Connection timeouts

The sock.connectiontout provides a way to automatically terminate a connection across which no data was exchanged for a predefined period of time. For TCP, reset (abort) is used, while UDP "connections" are simply discarded. Connection timeout is a useful way to exit "hanged" connections (this happens a lot with TCP on large networks).

The sock.toutcounter R/O property informs your application of the time passed since the data was last exchanged across the connection. Each time there is some data sent or received the sock.toutcounter is reset to zero. The property increments at 0.5 second intervals while no data is moving through this socket.

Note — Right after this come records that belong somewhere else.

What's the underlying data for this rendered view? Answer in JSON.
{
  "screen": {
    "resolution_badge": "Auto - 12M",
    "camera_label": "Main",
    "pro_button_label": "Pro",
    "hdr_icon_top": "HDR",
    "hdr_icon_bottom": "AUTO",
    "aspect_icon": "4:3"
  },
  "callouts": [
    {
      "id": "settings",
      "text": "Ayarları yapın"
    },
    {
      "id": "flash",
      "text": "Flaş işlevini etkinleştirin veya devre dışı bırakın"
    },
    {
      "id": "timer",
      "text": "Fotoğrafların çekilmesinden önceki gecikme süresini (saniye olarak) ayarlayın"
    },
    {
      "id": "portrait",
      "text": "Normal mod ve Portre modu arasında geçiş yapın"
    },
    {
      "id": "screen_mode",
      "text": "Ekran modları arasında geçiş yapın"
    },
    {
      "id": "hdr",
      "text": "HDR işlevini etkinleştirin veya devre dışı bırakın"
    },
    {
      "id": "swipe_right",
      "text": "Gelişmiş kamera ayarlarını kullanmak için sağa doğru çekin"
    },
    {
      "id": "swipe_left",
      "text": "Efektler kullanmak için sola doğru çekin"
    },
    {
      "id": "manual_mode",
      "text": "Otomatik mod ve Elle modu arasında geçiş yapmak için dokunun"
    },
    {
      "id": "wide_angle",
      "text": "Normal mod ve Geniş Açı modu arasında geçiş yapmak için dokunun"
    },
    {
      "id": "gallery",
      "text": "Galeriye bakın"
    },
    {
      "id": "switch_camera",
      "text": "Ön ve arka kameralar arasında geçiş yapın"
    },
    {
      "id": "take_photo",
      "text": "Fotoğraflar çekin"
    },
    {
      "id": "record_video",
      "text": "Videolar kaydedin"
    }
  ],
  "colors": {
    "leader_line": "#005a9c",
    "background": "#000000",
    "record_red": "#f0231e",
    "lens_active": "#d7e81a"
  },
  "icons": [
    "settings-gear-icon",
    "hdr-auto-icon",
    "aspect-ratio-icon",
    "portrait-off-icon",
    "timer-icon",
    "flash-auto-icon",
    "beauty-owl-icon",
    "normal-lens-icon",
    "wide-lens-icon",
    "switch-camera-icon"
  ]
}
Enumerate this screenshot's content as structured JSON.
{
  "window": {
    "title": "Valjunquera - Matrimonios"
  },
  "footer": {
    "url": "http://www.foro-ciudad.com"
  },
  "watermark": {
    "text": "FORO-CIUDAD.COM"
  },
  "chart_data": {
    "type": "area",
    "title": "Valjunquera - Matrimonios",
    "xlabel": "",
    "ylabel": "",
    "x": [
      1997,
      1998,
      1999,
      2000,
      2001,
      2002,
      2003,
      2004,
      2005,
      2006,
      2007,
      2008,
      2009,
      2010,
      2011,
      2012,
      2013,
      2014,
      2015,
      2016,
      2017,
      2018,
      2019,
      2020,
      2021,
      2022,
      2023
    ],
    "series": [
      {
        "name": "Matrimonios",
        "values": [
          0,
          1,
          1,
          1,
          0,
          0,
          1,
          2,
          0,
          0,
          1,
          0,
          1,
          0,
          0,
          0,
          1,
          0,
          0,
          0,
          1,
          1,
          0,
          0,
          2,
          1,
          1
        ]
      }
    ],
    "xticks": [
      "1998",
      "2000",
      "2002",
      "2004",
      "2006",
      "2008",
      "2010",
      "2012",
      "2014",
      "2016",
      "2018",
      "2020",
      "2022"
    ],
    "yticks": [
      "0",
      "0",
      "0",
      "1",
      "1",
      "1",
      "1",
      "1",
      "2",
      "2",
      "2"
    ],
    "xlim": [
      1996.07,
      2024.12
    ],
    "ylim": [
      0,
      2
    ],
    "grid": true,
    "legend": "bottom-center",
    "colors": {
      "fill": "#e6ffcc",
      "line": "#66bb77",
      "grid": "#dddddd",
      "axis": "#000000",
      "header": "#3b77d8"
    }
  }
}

If the sock.connectiontout is not at 0, the sock.toutcounter increments until it reaches the value of the sock.connectiontout and the connection is terminated. The sock.toutcounter then stays at the value of sock.connectiontout.

If the sock.connectiontout is at 0, the maximum value that the sock.toutcounter can reach is 1. That is, the sock.toutcounter will be at 0 after the data exchange, and at 1 if at least 0.5 seconds have passed since the last data exchange.

Normally, HTTP connections close automatically

There is one case where your socket will perform an active graceful disconnect without you using the sock.close method. This is the case when the socket is running in the TCP-HTTP mode.

In Accepting Incoming Connections we have already explained that the socket automatically switches into the HTTP mode if a TCP connection is accepted on one of the ports from the sock.httpportlist list. The socket can also be switched into the HTTP mode programmatically, through the sock.httpmode property.

Default HTTP functionality requires that the TCP connection is closed once the HTTP server has finished sending out its "response" (i.e. HTML page or another file that has been requested). In this situation the socket won't need the sock.close from your program- the connection will be terminated automatically. In fact, when the socket is in the HTTP mode, your sock.close, sock.reset, and sock.discard will simply be ignored. There is a sock.httpnoclose property alters the standard socket behavior in the HTTP mode. Set this property to 1- YES and the connection will be kept opened even after the socket has sent all of the HTTP reply out.

Just like in all other cases, a new connection on the socket won't be accepted until your program has had a chance to respond- this was explained above.